Filter the entries below down to the lines that hold "Anpassa".

Start of Block

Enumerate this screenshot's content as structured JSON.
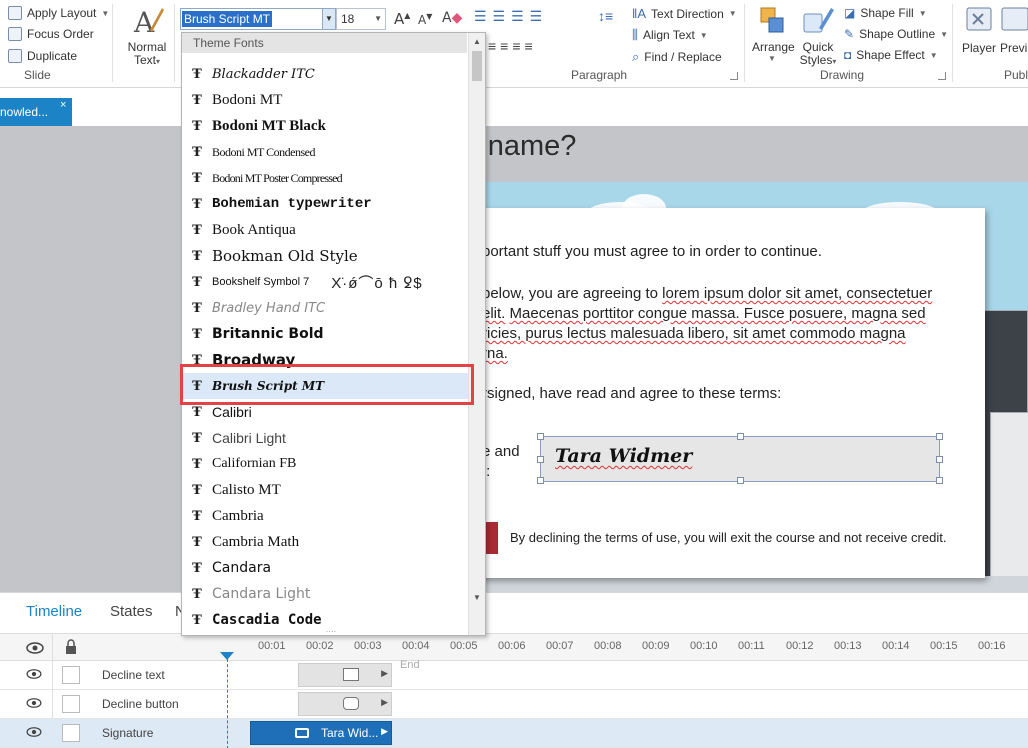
{
  "ribbon": {
    "slide_group": {
      "apply_layout": "Apply Layout",
      "focus_order": "Focus Order",
      "duplicate": "Duplicate",
      "label": "Slide"
    },
    "normal_text": {
      "line1": "Normal",
      "line2": "Text"
    },
    "font_name": "Brush Script MT",
    "font_size": "18",
    "paragraph": {
      "text_direction": "Text Direction",
      "align_text": "Align Text",
      "find_replace": "Find / Replace",
      "label": "Paragraph"
    },
    "drawing": {
      "arrange": "Arrange",
      "quick_styles_1": "Quick",
      "quick_styles_2": "Styles",
      "shape_fill": "Shape Fill",
      "shape_outline": "Shape Outline",
      "shape_effect": "Shape Effect",
      "label": "Drawing"
    },
    "publish": {
      "player": "Player",
      "preview": "Previ",
      "label": "Publ"
    }
  },
  "document_tab": {
    "label": "nowled...",
    "close": "×"
  },
  "font_dropdown": {
    "header": "Theme Fonts",
    "fonts": [
      {
        "name": "Blackadder ITC"
      },
      {
        "name": "Bodoni MT"
      },
      {
        "name": "Bodoni MT Black"
      },
      {
        "name": "Bodoni MT Condensed"
      },
      {
        "name": "Bodoni MT Poster Compressed"
      },
      {
        "name": "Bohemian typewriter"
      },
      {
        "name": "Book Antiqua"
      },
      {
        "name": "Bookman Old Style"
      },
      {
        "name": "Bookshelf Symbol 7",
        "symbols": "Χ̈·ǿ⌒ō ħ ꝿ$"
      },
      {
        "name": "Bradley Hand ITC"
      },
      {
        "name": "Britannic Bold"
      },
      {
        "name": "Broadway"
      },
      {
        "name": "Brush Script MT"
      },
      {
        "name": "Calibri"
      },
      {
        "name": "Calibri Light"
      },
      {
        "name": "Californian FB"
      },
      {
        "name": "Calisto MT"
      },
      {
        "name": "Cambria"
      },
      {
        "name": "Cambria Math"
      },
      {
        "name": "Candara"
      },
      {
        "name": "Candara Light"
      },
      {
        "name": "Cascadia Code"
      }
    ],
    "selected": "Brush Script MT"
  },
  "slide": {
    "title": "r name?",
    "line1": "portant stuff you must agree to in order to continue.",
    "para_1": "below, you are agreeing to",
    "para_1b": "lorem ipsum dolor sit amet, consectetuer",
    "para_2a": "elit.",
    "para_2b": "Maecenas porttitor congue massa. Fusce posuere, magna sed",
    "para_3a": "ricies, purus lectus malesuada libero, sit amet commodo magna",
    "para_4": "rna.",
    "agree_line": "rsigned, have read and agree to these terms:",
    "name_label_1": "e and",
    "name_label_2": "t:",
    "signature": "Tara Widmer",
    "decline_text": "By declining the terms of use, you will exit the course and not receive credit."
  },
  "timeline": {
    "tabs": [
      "Timeline",
      "States",
      "N"
    ],
    "ticks": [
      "00:01",
      "00:02",
      "00:03",
      "00:04",
      "00:05",
      "00:06",
      "00:07",
      "00:08",
      "00:09",
      "00:10",
      "00:11",
      "00:12",
      "00:13",
      "00:14",
      "00:15",
      "00:16"
    ],
    "end_label": "End",
    "rows": [
      {
        "name": "Decline text"
      },
      {
        "name": "Decline button"
      },
      {
        "name": "Signature",
        "bar_label": "Tara Wid..."
      }
    ]
  }
}
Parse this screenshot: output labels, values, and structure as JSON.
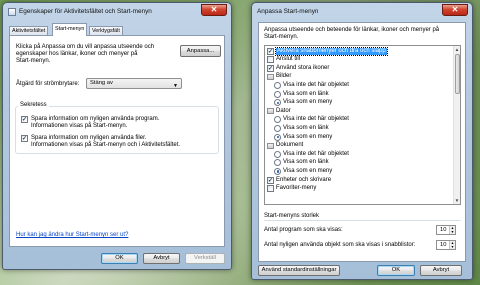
{
  "window1": {
    "title": "Egenskaper för Aktivitetsfältet och Start-menyn",
    "close_glyph": "✕",
    "tabs": [
      "Aktivitetsfältet",
      "Start-menyn",
      "Verktygsfält"
    ],
    "intro": [
      "Klicka på Anpassa om du vill anpassa utseende och",
      "egenskaper hos länkar, ikoner och menyer på",
      "Start-menyn."
    ],
    "customize_button": "Anpassa...",
    "power_label": "Åtgärd för strömbrytare:",
    "power_value": "Stäng av",
    "privacy_label": "Sekretess",
    "privacy_items": [
      {
        "lines": [
          "Spara information om nyligen använda program.",
          "Informationen visas på Start-menyn."
        ],
        "checked": true
      },
      {
        "lines": [
          "Spara information om nyligen använda filer.",
          "Informationen visas på Start-menyn och i Aktivitetsfältet."
        ],
        "checked": true
      }
    ],
    "help_link": "Hur kan jag ändra hur Start-menyn ser ut?",
    "buttons": {
      "ok": "OK",
      "cancel": "Avbryt",
      "apply": "Verkställ"
    }
  },
  "window2": {
    "title": "Anpassa Start-menyn",
    "close_glyph": "✕",
    "intro": [
      "Anpassa utseende och beteende för länkar, ikoner och menyer på",
      "Start-menyn."
    ],
    "list": [
      {
        "type": "check",
        "label": "Aktivera snabbmenyer och dra och släpp",
        "checked": true,
        "selected": true
      },
      {
        "type": "check",
        "label": "Anslut till",
        "checked": false
      },
      {
        "type": "check",
        "label": "Använd stora ikoner",
        "checked": true
      },
      {
        "type": "header",
        "label": "Bilder"
      },
      {
        "type": "radio",
        "label": "Visa inte det här objektet",
        "checked": false
      },
      {
        "type": "radio",
        "label": "Visa som en länk",
        "checked": false
      },
      {
        "type": "radio",
        "label": "Visa som en meny",
        "checked": true
      },
      {
        "type": "header",
        "label": "Dator"
      },
      {
        "type": "radio",
        "label": "Visa inte det här objektet",
        "checked": false
      },
      {
        "type": "radio",
        "label": "Visa som en länk",
        "checked": false
      },
      {
        "type": "radio",
        "label": "Visa som en meny",
        "checked": true
      },
      {
        "type": "header",
        "label": "Dokument"
      },
      {
        "type": "radio",
        "label": "Visa inte det här objektet",
        "checked": false
      },
      {
        "type": "radio",
        "label": "Visa som en länk",
        "checked": false
      },
      {
        "type": "radio",
        "label": "Visa som en meny",
        "checked": true
      },
      {
        "type": "check",
        "label": "Enheter och skrivare",
        "checked": true
      },
      {
        "type": "check",
        "label": "Favoriter-meny",
        "checked": false
      }
    ],
    "size_group_label": "Start-menyns storlek",
    "recent_programs_label": "Antal program som ska visas:",
    "recent_programs_value": "10",
    "recent_items_label": "Antal nyligen använda objekt som ska visas i snabblistor:",
    "recent_items_value": "10",
    "buttons": {
      "defaults": "Använd standardinställningar",
      "ok": "OK",
      "cancel": "Avbryt"
    }
  }
}
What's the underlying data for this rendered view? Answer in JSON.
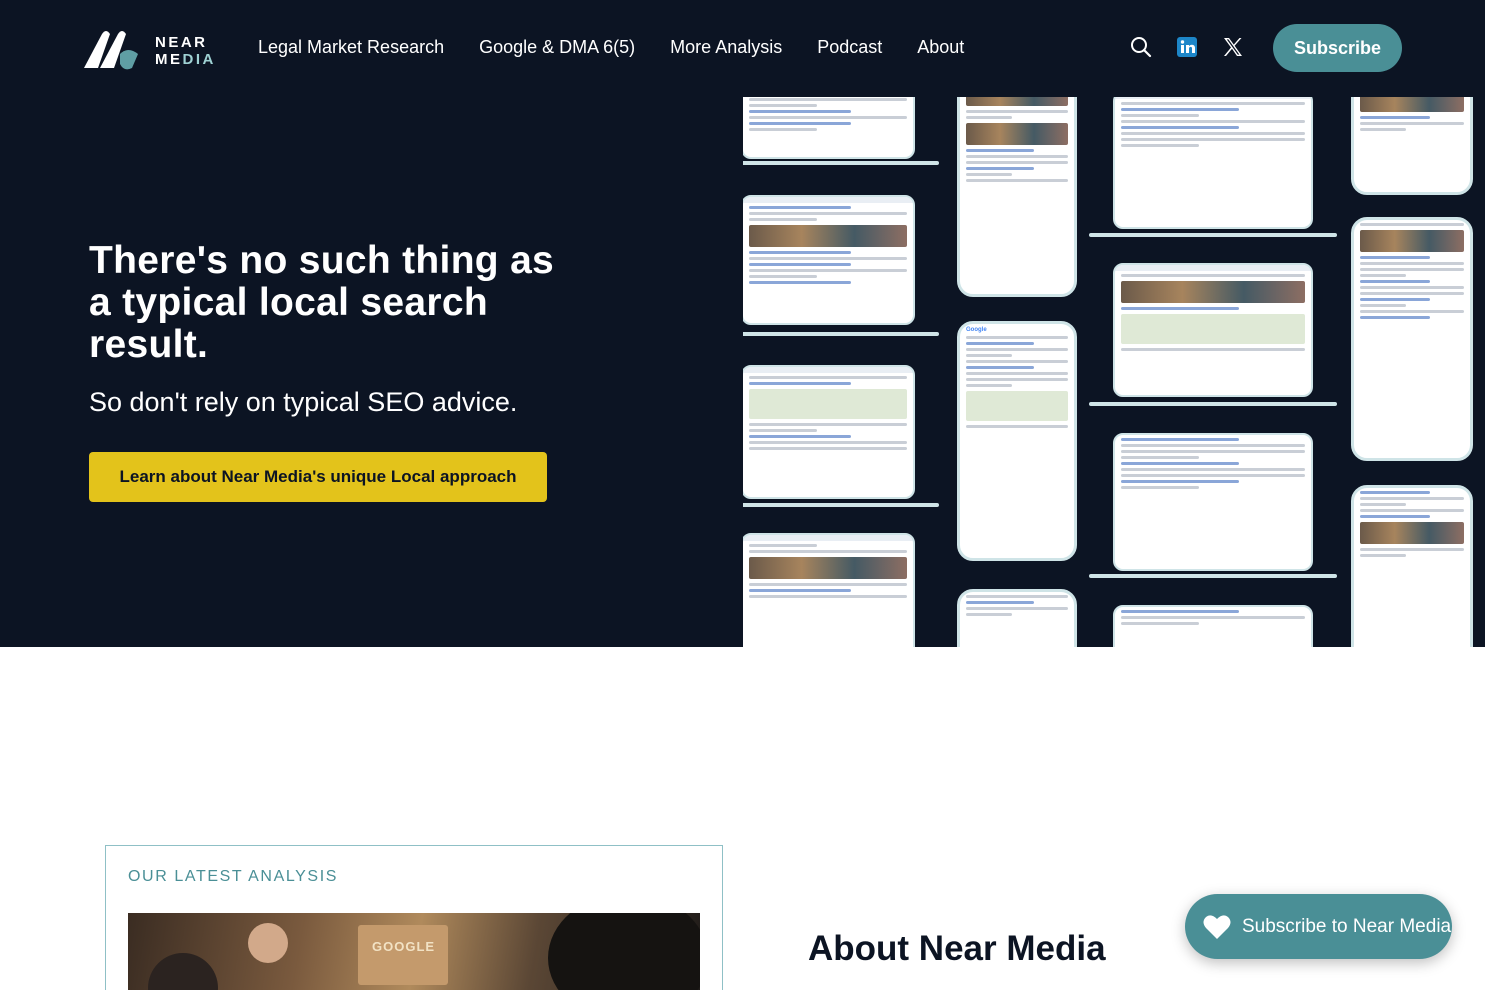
{
  "brand": {
    "logo_line1": "NEAR",
    "logo_line2_a": "ME",
    "logo_line2_b": "DIA",
    "accent_color": "#4a8f96",
    "cta_color": "#e3c31b",
    "dark_bg": "#0c1423"
  },
  "nav": {
    "items": [
      {
        "label": "Legal Market Research"
      },
      {
        "label": "Google & DMA 6(5)"
      },
      {
        "label": "More Analysis"
      },
      {
        "label": "Podcast"
      },
      {
        "label": "About"
      }
    ],
    "icons": [
      "search-icon",
      "linkedin-icon",
      "x-twitter-icon"
    ],
    "subscribe_label": "Subscribe"
  },
  "hero": {
    "title": "There's no such thing as a typical local search result.",
    "subtitle": "So don't rely on typical SEO advice.",
    "cta_label": "Learn about Near Media's unique Local approach",
    "collage_google": "Google"
  },
  "analysis": {
    "label": "OUR LATEST ANALYSIS",
    "image_sign": "GOOGLE"
  },
  "about": {
    "heading": "About Near Media"
  },
  "floating": {
    "subscribe_label": "Subscribe to Near Media",
    "icon": "heart-icon"
  }
}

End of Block

_Written answer_
      "Klicka på Anpassa om du vill anpassa utseende och",
    "customize_button": "Anpassa...",
    "title": "Anpassa Start-menyn",
      "Anpassa utseende och beteende för länkar, ikoner och menyer på",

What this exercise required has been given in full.